This is an online CVI related class through Perkins elearning conducted by Matt Tietjen.

October 23rd to December 10th, 2017

It provides educators with 35 ACVREPs, 35 PDPs, 35 CEs, or 3 Graduate Credits

Matt is a passionate and gifted practitioner serving students with CVI in all Phases (Roman-Lantzy). He recently developed this framework to help teachers, TVIs, therapists and parents assess the complexity of visual presentations, learning activities and learning environments for students with CVI. I signed up to learn more about this important new tool for my work with students.

Here it the description:

“We will study the characteristic “Difficulty with Visual Complexity” in-depth, explore its central relationship to the other characteristics, and examine the ways in which it can impact behavior and access to education for a child with CVI. Our study of visual complexity will integrate the literature on cortical and cerebral visual impairment.

Participants will learn how to use The What’s the Complexity Framework in order to evaluate the complexity of school environments, tasks and materials and to guide educational teams in creating more visually accessible, appropriate learning activities for children with CVI.

In addition to learning how to rate the complexity level of a particular environment or education task, we will also emphasize the importance of balancing the complexity of the environment and task in each activity, managing cumulative complexity and visual fatigue throughout the school day, assessing interpretation of two-dimensional images, and providing direct instruction in salient features.”

http://www.perkinselearning.org/earn-credits/online-class/cvi-complexity

Rebecca Davis: Parent blog

Please check out the latest parent blog: CVI Momifesto at

https://cvimomifesto.com/?wref=bif

The subtext of the blog is “Building a Community of Parents of Children with CVI”

Historically, it is the work of parents, organizing and advocating that causes changes in the service to children. I think of the work of parents of children with autism as they organized and advocated for better research, better identification, better funding and more paid services for their children. The parents of children affected with RETT syndrome and related disorders are another wonderful model group for parent advocacy. They came together to advocate for awareness of RETT syndrome, RETT research and funding and they created assessment centers all over the country to serve their children.

Parents with children affected by CVI need to do the same. They need to come together with one voice that will bring the topic of CVI to the forefront. I monitor many Facebook pages that parents have created. They share heartbreaking stories of navigating the misinformation from medical professionals and educators as they seek the best services for their child.

The information about CVI is now decades old and building everyday. Why does it fall on the shoulders of parents with the least free time to organize this effort to help medical professionals and educator understand CVI and how CVI affects learning?  Professionals who understand CVI are out there but they are not sitting at your child’s IEP. That is where the advocacy must begin.
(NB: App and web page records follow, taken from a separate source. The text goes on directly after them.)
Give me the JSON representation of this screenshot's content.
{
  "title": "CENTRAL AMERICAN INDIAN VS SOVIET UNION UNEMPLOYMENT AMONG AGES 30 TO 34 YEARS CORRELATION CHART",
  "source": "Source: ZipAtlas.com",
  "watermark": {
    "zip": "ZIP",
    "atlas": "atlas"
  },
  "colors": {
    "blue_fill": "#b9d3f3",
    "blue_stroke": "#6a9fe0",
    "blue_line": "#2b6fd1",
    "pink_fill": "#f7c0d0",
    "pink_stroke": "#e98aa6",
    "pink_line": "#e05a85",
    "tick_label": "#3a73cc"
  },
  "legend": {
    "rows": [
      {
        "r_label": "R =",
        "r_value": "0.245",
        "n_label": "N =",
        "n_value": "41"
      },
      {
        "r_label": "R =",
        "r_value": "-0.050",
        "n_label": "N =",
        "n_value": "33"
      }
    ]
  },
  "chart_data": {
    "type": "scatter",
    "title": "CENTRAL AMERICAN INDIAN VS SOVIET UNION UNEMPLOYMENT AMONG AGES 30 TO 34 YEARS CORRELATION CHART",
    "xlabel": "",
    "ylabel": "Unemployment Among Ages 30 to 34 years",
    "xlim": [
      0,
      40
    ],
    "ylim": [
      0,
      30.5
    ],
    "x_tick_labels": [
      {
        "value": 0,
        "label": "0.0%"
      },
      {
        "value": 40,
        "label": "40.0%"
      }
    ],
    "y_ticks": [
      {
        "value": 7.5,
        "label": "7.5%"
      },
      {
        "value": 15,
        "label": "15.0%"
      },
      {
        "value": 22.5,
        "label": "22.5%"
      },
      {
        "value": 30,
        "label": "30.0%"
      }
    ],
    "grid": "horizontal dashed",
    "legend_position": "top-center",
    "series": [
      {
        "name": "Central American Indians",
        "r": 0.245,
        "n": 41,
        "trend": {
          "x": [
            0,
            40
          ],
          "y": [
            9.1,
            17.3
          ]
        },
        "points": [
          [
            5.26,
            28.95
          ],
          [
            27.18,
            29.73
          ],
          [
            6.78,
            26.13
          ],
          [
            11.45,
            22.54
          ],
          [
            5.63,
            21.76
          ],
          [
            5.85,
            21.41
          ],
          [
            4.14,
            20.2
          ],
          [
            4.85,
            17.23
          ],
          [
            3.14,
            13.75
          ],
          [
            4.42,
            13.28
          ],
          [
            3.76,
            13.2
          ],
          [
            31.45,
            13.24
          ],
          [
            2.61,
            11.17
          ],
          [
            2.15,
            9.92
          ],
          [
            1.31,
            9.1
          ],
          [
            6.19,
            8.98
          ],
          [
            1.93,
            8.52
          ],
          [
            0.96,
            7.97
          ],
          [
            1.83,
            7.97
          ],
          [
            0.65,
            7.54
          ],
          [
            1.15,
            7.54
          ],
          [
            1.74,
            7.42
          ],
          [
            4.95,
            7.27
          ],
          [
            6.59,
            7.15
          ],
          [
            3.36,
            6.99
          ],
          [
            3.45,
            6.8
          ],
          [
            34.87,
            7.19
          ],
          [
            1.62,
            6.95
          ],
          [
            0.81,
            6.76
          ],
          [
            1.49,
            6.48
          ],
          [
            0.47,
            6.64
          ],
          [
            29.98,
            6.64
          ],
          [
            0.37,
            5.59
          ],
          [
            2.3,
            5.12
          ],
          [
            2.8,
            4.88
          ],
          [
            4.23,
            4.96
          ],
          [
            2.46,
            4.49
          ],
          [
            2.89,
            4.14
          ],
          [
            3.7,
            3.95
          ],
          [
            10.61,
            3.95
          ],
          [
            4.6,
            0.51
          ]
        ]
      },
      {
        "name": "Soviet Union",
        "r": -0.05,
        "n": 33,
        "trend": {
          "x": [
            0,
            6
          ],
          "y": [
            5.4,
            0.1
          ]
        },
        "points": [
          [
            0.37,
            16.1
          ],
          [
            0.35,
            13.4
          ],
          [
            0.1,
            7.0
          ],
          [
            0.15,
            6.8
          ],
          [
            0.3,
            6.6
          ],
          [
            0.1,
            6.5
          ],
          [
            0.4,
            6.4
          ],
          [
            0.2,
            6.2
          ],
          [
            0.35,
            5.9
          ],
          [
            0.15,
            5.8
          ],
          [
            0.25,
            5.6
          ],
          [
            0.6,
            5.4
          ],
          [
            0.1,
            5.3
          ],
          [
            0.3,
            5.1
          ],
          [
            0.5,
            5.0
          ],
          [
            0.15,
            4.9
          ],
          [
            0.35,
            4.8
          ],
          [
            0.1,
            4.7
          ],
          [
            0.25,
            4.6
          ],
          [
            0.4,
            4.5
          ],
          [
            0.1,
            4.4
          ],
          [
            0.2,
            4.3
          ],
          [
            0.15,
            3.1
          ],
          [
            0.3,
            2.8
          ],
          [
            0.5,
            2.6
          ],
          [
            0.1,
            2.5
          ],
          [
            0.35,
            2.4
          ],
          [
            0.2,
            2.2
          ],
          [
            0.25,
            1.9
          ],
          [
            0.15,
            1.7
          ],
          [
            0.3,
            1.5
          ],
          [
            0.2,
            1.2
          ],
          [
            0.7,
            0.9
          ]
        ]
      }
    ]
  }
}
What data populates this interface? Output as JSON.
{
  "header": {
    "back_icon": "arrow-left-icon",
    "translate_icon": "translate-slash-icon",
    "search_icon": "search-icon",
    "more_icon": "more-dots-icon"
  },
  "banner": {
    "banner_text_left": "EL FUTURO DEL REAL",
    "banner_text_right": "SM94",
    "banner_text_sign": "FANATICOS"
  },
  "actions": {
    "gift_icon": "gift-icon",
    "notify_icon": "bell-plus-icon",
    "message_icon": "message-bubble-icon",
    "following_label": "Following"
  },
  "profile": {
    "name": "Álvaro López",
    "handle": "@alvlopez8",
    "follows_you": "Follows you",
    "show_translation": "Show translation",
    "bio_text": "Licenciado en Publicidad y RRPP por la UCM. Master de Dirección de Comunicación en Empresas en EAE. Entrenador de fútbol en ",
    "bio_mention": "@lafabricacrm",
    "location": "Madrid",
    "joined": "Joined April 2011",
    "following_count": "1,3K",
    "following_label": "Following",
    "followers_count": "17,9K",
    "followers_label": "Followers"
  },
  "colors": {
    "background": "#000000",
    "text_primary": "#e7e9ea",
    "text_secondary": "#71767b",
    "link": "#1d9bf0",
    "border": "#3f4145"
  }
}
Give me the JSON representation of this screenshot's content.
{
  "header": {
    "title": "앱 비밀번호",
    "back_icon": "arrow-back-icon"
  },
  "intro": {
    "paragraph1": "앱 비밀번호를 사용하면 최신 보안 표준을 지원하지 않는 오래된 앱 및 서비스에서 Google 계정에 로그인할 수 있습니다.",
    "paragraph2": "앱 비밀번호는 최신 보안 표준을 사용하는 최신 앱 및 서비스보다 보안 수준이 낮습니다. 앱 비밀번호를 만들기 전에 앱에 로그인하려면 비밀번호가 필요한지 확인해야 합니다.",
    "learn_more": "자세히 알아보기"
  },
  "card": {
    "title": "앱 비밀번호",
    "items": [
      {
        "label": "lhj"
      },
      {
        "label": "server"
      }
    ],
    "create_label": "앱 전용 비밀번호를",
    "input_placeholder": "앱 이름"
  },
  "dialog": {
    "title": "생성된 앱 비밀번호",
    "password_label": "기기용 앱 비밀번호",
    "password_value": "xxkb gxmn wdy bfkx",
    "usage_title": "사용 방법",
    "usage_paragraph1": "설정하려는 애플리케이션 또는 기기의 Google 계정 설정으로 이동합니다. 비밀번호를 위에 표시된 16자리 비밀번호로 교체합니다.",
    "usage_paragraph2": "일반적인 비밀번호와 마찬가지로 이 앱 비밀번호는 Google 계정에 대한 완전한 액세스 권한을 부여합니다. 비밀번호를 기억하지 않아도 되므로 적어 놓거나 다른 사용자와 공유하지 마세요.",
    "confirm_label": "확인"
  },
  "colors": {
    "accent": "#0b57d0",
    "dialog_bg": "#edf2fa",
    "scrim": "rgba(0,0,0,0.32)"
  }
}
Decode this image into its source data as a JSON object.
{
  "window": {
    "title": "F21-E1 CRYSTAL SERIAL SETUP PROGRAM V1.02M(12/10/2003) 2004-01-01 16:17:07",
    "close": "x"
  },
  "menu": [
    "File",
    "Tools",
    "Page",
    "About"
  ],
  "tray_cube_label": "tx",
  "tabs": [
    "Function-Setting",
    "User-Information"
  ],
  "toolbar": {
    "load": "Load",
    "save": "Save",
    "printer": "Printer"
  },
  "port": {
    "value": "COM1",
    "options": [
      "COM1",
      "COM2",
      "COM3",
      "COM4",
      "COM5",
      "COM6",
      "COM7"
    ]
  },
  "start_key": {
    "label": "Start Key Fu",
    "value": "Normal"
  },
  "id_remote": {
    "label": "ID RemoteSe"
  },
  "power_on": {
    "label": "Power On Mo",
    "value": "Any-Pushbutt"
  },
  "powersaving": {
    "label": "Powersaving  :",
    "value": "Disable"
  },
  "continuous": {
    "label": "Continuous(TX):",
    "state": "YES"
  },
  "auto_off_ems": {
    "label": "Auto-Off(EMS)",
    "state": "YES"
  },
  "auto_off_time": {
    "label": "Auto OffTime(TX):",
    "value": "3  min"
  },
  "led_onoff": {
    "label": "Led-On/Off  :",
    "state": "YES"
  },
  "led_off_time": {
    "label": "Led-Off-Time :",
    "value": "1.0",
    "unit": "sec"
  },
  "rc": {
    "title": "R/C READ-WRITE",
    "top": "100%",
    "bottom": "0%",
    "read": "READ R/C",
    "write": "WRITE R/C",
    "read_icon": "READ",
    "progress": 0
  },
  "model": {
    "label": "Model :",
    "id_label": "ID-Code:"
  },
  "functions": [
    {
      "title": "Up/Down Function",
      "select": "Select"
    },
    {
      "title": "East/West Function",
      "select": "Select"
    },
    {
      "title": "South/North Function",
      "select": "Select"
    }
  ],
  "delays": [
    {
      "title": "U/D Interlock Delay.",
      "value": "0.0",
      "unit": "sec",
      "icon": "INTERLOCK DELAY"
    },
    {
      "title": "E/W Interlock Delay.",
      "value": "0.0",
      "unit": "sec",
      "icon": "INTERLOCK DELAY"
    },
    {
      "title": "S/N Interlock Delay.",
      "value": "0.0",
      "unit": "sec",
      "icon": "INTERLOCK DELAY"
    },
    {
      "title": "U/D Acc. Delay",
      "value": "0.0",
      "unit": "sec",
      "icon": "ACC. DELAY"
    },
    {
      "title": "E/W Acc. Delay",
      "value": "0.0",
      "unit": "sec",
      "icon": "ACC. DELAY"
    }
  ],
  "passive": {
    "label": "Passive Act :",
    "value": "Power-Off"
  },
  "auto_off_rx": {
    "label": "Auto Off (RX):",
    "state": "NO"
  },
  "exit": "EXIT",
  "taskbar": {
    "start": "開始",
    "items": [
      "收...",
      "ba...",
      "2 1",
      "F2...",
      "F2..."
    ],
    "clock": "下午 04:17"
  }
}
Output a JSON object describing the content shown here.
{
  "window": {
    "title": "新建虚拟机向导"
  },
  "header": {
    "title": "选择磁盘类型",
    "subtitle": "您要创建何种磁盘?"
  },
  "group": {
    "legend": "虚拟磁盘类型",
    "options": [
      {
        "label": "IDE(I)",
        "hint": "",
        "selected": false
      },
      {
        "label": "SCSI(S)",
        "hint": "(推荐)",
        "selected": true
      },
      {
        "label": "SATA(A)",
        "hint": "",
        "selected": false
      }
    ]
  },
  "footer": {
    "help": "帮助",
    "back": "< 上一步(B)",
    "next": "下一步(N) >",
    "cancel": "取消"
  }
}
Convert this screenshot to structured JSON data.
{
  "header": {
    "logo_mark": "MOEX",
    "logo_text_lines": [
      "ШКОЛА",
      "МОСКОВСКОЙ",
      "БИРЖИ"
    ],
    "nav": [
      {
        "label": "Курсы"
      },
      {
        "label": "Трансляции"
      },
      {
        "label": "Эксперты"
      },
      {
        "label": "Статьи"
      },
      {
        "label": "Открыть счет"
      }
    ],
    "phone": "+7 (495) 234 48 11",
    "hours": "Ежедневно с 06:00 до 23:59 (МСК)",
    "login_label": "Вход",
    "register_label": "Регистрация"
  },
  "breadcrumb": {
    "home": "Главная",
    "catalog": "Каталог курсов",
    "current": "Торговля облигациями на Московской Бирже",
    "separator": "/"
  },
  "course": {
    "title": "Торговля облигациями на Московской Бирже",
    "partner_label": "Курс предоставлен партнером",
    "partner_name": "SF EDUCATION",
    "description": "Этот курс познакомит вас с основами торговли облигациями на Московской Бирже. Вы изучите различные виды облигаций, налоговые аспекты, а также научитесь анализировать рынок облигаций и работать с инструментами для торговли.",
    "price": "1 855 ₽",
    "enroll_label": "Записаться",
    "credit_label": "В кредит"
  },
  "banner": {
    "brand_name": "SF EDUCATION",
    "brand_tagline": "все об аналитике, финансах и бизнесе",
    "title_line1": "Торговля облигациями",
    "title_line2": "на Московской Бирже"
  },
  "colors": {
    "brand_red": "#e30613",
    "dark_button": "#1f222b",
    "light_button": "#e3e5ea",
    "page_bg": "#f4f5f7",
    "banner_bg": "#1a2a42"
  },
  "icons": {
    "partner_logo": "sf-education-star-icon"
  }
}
As parents and professionals who understand CVI, let’s begin to build the documented evidence for the IEP process that fosters the diagnosis of CVI. Let’s make sure the students are assessed using the correct tools such as the CVI Range (Roman-Lantzy). Let’s make the CVI Endorsement (through Perkins School for the Blind) mandatory for professionals working with each child. Let’s make sure there is not “vision time” but consideration of visual needs around the day and across the curriculum.

Check out Rebecca’s blog!